Work task
The answer must be every line of the records below that contains the word "Circuit", copied out.

Information given
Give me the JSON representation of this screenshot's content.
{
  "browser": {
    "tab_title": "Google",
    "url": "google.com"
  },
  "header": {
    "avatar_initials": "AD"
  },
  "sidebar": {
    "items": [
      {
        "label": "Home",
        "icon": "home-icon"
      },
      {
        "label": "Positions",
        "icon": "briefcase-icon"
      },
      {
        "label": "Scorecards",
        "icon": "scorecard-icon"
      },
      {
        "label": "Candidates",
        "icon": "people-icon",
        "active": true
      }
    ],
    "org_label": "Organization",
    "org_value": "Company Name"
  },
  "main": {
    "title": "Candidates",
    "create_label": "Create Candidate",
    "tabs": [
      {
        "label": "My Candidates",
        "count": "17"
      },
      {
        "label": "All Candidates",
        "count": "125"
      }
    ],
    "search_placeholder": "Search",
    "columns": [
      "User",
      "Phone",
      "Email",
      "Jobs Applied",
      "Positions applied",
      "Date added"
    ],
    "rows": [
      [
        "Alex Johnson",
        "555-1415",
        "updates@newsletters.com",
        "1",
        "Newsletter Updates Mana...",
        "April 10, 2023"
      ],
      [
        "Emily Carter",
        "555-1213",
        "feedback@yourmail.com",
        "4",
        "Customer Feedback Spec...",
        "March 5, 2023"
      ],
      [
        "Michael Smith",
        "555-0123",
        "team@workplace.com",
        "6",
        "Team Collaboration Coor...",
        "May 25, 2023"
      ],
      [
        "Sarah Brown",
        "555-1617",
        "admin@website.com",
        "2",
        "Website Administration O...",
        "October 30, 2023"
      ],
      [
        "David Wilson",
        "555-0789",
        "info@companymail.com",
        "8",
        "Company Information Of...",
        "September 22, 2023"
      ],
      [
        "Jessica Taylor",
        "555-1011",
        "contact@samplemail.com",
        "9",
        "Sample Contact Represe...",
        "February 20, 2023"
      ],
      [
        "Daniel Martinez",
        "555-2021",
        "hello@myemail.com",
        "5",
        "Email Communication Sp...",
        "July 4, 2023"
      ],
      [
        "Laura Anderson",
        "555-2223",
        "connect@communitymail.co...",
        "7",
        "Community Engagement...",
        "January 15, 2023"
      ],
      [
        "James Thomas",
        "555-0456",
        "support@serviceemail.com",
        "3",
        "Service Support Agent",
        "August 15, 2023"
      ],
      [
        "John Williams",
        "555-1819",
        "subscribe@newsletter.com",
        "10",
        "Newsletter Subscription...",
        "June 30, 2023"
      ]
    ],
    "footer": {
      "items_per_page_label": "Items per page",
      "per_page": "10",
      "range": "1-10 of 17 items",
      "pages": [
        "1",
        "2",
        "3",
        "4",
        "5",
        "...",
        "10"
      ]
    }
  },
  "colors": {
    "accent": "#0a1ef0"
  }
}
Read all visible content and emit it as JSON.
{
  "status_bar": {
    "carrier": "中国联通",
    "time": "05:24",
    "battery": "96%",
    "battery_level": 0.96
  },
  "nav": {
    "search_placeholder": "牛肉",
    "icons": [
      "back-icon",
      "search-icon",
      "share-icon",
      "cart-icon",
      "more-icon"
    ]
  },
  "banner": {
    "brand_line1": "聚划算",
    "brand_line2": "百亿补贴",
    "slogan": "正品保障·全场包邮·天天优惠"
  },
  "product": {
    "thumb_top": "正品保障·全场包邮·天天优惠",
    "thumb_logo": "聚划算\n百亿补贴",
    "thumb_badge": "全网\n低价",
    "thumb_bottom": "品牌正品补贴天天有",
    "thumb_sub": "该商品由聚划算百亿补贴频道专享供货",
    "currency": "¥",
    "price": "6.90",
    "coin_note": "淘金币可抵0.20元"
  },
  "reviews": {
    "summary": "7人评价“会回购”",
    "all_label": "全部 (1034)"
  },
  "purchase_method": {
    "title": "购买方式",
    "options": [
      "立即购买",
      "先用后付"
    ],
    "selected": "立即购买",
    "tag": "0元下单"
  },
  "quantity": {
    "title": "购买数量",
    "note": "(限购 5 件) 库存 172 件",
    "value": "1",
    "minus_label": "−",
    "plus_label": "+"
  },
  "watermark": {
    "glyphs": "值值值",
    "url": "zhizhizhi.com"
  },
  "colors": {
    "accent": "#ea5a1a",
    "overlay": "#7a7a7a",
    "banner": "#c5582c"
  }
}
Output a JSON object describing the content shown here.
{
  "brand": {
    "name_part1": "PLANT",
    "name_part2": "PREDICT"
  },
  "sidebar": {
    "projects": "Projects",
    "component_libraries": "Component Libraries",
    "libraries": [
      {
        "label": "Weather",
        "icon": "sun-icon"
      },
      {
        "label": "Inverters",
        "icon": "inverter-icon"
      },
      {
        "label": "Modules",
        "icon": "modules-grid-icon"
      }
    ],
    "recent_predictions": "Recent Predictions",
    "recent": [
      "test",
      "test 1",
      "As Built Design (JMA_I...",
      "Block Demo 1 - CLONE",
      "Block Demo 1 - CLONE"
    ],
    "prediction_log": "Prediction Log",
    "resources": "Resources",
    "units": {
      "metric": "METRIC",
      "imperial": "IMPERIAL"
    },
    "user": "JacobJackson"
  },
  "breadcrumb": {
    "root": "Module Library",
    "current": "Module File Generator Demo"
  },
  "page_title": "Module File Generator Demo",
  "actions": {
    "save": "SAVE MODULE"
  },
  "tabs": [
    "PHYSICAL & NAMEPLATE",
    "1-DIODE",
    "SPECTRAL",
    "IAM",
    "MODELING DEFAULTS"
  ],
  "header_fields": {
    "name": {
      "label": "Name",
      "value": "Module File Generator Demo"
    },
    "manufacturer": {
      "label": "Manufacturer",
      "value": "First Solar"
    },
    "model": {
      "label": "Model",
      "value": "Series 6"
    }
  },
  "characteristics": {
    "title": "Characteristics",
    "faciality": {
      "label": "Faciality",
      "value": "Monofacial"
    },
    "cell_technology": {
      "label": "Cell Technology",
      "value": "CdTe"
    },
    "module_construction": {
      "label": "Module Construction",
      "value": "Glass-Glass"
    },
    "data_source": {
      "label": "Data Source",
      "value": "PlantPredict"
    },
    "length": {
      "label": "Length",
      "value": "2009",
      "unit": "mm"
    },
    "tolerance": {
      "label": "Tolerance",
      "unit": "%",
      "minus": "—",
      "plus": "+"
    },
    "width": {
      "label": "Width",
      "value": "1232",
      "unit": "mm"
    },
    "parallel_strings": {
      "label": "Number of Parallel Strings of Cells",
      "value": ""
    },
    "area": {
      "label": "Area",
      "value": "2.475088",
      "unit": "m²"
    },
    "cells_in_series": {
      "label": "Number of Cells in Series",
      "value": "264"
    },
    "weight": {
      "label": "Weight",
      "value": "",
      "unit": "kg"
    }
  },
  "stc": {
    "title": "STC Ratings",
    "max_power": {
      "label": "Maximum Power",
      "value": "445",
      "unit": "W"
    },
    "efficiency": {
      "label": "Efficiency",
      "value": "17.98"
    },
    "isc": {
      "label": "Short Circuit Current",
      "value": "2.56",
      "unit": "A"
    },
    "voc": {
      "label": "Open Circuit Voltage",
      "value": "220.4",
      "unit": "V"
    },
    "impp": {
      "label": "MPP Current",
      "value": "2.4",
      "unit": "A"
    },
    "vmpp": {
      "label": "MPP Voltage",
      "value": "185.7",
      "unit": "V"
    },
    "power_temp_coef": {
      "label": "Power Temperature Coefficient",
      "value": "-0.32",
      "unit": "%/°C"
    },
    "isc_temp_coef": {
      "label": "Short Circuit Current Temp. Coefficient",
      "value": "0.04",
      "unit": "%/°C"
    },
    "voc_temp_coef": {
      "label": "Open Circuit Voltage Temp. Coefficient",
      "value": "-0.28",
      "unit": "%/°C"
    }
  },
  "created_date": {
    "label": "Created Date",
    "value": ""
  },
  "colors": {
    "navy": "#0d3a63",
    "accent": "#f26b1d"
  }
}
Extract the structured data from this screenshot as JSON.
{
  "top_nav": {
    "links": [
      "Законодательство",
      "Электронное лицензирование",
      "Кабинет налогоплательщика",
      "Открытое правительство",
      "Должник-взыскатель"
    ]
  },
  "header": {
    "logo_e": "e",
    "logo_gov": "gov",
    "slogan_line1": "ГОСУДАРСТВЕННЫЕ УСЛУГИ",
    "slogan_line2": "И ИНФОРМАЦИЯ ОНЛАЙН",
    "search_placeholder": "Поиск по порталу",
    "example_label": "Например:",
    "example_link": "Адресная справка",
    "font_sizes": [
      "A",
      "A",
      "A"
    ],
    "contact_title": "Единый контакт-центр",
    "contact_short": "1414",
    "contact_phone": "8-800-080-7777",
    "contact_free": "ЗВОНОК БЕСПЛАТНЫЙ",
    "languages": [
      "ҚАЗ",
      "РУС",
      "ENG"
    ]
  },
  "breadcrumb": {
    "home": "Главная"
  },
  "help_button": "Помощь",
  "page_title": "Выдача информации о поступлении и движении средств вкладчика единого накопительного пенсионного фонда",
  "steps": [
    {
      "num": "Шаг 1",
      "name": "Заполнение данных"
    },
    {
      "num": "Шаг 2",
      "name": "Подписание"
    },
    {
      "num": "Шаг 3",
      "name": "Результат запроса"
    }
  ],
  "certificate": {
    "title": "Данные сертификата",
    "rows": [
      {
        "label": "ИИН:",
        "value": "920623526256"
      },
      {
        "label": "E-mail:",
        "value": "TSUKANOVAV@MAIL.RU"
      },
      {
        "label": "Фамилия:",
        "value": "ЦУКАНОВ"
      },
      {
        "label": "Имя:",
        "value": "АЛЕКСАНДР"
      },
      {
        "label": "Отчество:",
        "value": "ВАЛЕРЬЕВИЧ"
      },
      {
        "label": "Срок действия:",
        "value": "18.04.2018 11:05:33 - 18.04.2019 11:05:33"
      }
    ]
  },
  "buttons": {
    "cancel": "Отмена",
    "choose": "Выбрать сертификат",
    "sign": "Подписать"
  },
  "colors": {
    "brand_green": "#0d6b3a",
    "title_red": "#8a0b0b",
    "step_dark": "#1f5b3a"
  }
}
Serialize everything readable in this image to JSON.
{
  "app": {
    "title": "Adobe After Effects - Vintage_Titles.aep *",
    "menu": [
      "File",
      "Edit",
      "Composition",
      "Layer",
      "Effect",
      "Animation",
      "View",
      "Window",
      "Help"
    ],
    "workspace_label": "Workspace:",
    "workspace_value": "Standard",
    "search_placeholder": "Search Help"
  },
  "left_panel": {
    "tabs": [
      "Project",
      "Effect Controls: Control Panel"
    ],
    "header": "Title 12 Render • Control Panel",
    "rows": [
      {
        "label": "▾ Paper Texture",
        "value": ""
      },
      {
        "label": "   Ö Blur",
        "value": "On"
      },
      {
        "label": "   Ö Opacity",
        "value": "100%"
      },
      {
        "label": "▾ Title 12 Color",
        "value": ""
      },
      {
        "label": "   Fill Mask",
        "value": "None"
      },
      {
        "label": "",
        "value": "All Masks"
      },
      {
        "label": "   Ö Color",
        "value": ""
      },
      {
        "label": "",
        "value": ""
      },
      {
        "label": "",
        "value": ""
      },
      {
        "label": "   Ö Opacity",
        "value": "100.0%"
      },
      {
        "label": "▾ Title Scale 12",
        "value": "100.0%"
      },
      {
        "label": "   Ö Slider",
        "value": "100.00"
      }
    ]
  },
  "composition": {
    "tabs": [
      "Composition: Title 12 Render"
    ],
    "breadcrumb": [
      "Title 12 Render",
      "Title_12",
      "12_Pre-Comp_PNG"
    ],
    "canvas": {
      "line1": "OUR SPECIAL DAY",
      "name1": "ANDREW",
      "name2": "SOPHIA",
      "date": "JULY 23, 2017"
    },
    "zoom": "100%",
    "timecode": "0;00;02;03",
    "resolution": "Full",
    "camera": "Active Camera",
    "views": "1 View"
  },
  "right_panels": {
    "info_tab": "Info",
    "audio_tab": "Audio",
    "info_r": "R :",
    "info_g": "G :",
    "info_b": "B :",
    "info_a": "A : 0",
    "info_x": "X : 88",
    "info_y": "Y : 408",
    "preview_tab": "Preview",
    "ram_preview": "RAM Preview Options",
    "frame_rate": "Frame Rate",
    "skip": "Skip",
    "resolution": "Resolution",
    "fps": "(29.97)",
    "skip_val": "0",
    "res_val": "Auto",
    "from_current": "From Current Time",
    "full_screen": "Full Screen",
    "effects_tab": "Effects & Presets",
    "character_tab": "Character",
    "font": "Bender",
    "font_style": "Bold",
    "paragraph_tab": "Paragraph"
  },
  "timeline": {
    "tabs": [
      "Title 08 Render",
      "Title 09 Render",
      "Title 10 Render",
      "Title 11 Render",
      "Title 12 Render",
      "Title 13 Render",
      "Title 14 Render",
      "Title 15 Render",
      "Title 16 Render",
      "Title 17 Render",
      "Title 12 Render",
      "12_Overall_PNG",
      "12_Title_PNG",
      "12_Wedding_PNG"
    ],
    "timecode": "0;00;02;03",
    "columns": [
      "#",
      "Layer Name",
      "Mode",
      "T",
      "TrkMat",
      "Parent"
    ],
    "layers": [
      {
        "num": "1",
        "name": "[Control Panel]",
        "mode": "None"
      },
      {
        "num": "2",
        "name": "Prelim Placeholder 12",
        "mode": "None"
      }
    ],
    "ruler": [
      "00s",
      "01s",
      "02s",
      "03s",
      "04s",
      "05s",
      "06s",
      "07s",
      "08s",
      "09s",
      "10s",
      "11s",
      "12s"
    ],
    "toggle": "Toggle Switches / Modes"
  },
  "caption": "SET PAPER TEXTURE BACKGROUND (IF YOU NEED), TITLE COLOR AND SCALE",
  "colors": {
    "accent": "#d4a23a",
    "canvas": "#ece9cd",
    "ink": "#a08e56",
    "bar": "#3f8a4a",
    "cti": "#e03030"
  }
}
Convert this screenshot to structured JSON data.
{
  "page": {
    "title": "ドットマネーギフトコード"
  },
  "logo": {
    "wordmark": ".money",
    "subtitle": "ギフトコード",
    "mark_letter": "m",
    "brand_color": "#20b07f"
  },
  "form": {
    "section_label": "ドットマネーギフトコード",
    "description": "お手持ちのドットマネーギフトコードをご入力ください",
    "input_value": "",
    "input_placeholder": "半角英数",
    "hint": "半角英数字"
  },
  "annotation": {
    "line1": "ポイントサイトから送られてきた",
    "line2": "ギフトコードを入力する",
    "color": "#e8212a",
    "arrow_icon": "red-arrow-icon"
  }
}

Result
      "label": "Short Circuit Current",
      "label": "Open Circuit Voltage",
      "label": "Short Circuit Current Temp. Coefficient",
      "label": "Open Circuit Voltage Temp. Coefficient",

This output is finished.